→ TASK REQUIREMENTS
How many lines in the records below include "customer"? Answer with the number only.

**** ENTRIES SHOWN

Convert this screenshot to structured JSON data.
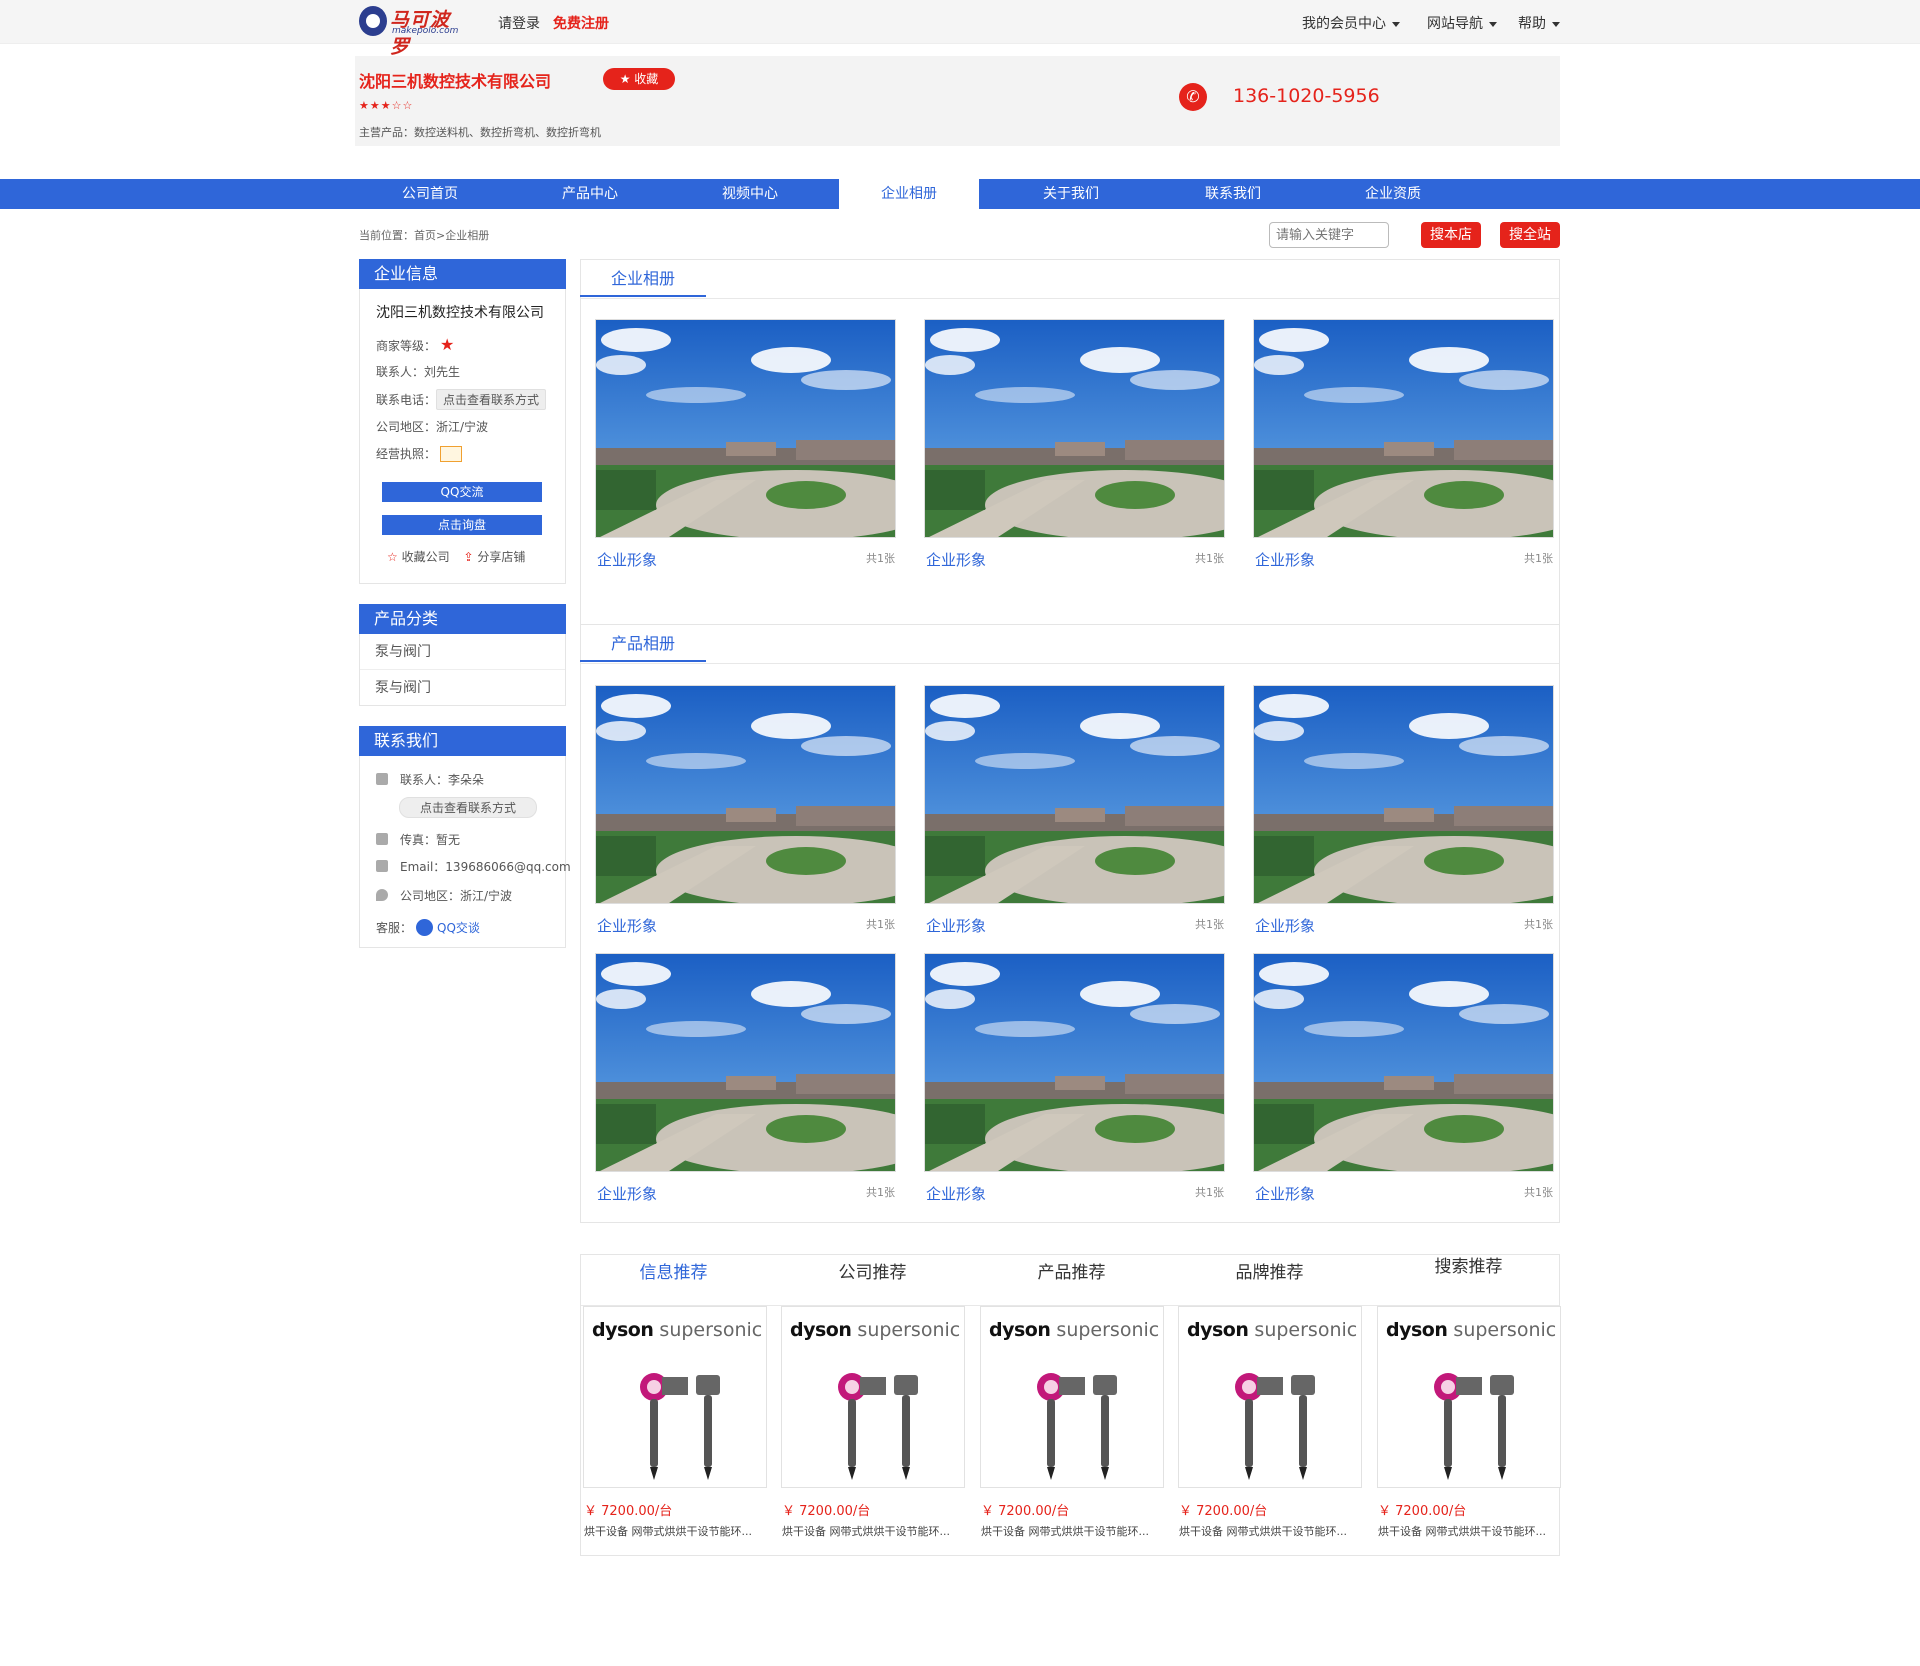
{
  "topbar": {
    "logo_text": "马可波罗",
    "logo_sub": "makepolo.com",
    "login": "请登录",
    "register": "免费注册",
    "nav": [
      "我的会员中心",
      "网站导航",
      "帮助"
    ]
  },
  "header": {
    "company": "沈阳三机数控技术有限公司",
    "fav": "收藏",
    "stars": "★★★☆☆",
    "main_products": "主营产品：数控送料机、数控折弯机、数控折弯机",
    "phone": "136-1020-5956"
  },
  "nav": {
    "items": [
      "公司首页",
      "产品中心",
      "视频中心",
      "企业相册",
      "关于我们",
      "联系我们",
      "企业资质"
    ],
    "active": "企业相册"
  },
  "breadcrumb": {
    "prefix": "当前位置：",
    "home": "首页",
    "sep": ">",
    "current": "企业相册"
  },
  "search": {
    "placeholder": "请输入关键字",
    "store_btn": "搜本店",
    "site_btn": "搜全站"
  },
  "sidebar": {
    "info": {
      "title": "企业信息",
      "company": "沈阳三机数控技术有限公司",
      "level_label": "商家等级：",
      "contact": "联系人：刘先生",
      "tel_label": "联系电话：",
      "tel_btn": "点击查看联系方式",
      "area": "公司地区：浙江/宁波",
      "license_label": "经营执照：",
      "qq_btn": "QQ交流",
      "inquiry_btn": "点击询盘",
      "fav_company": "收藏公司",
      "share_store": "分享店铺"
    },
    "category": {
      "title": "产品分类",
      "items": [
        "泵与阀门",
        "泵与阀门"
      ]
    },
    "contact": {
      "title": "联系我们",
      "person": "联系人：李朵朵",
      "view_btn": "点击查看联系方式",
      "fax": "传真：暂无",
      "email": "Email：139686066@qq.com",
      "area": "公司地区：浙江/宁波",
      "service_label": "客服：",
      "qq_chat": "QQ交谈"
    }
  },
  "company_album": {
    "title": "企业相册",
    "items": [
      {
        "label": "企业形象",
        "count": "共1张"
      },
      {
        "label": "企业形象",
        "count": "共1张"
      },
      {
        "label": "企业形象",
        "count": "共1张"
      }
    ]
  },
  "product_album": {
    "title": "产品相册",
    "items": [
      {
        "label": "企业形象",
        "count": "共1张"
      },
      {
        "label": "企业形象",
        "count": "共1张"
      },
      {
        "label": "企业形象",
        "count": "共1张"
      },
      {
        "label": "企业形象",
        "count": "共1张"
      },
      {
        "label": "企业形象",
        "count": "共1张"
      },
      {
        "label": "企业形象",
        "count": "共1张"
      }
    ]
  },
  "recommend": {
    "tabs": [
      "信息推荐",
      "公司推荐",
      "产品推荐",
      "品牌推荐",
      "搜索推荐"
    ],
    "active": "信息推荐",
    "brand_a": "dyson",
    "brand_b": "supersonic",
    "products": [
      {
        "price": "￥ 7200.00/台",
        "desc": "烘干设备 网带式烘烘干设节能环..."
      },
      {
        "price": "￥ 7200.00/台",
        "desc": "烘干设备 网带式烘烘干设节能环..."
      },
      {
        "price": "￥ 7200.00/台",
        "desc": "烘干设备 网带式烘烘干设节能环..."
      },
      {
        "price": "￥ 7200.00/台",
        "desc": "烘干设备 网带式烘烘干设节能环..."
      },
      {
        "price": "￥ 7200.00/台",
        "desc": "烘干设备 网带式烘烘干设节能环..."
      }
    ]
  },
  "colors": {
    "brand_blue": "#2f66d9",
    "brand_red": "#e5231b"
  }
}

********
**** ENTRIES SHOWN

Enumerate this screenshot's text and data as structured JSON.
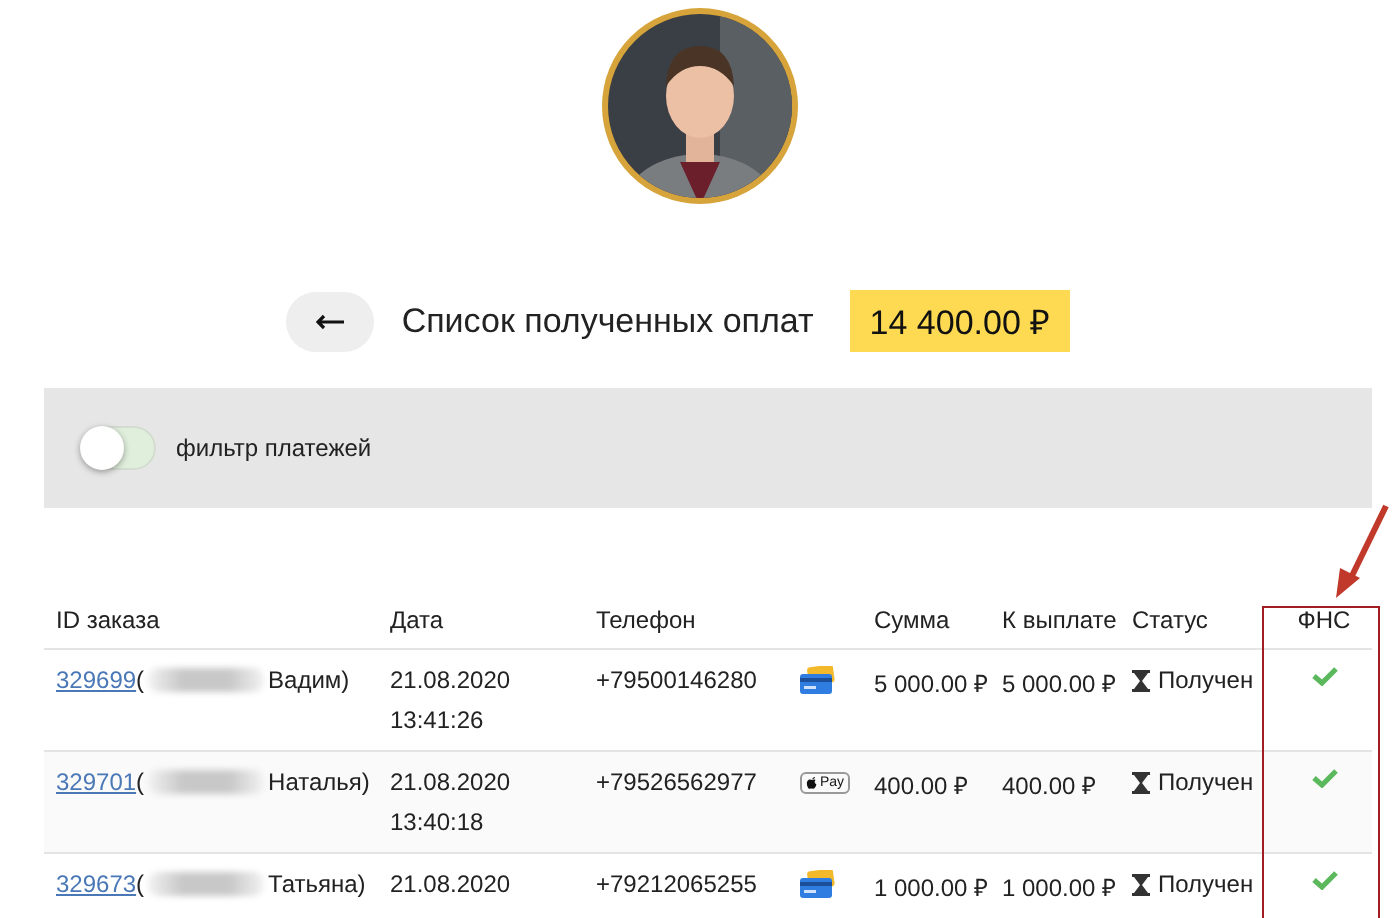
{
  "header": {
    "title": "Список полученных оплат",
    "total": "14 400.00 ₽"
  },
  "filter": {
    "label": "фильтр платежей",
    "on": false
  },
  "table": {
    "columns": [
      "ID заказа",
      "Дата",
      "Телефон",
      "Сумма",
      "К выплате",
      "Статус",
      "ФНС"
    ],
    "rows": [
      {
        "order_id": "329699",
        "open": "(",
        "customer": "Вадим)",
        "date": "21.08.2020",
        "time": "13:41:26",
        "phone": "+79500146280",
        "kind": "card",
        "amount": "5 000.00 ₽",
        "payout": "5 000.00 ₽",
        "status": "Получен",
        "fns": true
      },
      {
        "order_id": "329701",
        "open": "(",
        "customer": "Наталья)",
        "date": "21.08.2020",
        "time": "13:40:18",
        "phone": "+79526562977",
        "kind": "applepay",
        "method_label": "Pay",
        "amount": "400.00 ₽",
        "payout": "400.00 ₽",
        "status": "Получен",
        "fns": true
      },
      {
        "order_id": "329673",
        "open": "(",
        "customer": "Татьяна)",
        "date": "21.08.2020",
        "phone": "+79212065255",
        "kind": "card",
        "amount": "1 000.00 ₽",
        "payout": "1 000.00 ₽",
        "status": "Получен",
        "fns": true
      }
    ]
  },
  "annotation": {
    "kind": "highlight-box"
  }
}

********
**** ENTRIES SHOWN

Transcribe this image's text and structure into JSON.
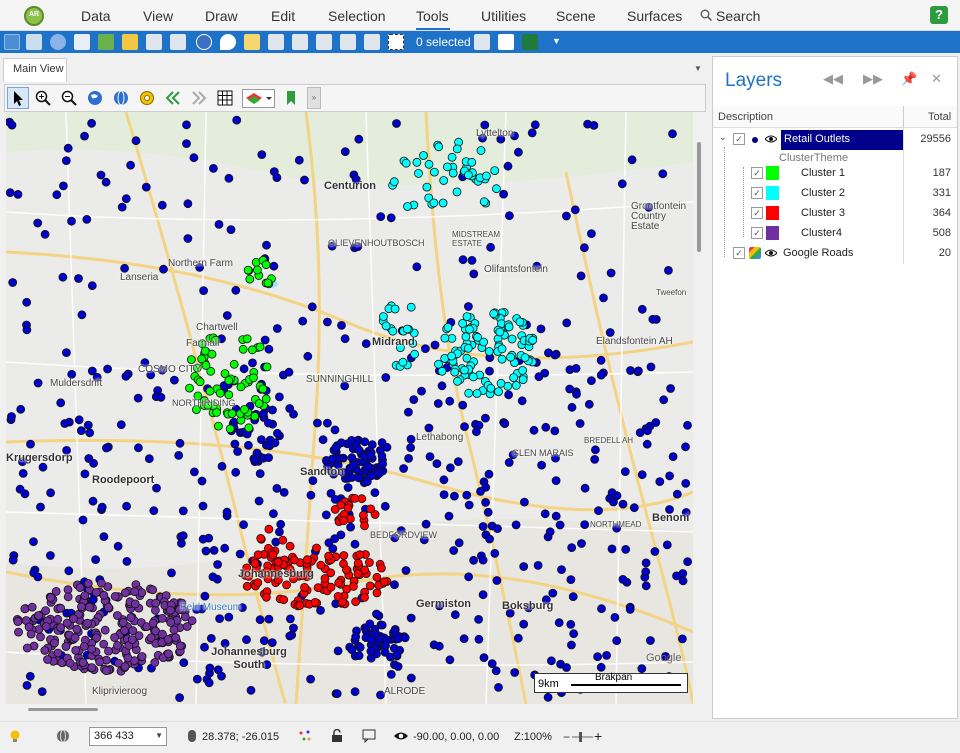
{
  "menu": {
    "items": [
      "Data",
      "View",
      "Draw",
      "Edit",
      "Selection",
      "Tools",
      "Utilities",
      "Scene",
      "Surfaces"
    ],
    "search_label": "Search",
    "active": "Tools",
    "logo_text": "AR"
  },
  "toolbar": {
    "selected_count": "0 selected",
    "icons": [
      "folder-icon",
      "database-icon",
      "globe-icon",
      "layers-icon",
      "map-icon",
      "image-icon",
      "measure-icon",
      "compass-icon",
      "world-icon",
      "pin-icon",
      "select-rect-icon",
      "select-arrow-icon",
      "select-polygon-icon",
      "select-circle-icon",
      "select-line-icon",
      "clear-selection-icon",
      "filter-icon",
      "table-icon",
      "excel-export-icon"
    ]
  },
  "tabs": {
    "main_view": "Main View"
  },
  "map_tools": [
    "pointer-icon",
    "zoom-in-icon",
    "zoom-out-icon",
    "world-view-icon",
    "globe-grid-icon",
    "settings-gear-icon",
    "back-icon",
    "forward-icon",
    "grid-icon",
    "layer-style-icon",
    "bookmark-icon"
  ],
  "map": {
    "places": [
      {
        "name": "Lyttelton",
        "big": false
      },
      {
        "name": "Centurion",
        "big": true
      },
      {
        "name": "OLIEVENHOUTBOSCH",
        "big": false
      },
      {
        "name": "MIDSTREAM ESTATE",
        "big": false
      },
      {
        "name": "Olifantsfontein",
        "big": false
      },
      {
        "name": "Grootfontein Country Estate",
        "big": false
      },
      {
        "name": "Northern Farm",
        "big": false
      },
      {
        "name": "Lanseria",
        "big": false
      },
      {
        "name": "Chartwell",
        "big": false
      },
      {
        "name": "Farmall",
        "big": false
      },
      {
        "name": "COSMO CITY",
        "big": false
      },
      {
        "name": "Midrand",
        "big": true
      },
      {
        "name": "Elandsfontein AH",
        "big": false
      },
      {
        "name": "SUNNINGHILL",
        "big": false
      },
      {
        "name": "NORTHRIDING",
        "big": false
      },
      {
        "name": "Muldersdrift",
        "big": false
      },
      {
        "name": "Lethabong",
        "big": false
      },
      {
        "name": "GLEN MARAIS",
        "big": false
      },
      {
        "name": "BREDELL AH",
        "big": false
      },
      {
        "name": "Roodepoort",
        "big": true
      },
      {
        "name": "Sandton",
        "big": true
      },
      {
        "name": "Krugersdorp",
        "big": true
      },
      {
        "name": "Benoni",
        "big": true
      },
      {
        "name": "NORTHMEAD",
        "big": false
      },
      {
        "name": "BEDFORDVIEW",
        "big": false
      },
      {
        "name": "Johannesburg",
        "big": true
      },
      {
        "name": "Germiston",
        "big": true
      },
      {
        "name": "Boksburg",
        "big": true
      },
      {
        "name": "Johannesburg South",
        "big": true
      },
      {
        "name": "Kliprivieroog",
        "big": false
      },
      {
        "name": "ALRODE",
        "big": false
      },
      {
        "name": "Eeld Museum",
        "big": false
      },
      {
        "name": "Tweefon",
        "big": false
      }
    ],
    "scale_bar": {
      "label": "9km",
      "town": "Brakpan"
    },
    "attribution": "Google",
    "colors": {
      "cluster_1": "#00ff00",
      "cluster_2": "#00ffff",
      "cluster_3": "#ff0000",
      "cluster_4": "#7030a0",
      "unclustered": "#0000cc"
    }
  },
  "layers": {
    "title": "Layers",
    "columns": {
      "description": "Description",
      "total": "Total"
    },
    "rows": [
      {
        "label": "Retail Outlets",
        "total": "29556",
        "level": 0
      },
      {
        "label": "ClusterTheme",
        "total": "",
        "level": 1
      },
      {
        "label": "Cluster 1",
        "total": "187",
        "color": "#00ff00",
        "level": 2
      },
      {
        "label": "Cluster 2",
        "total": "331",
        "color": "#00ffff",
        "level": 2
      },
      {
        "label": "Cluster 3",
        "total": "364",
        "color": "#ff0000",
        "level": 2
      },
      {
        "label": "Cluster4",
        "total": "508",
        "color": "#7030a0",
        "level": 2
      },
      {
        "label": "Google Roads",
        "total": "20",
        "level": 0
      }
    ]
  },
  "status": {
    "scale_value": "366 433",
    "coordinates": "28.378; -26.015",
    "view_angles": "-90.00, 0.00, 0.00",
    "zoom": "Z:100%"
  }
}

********

→ REPLY
3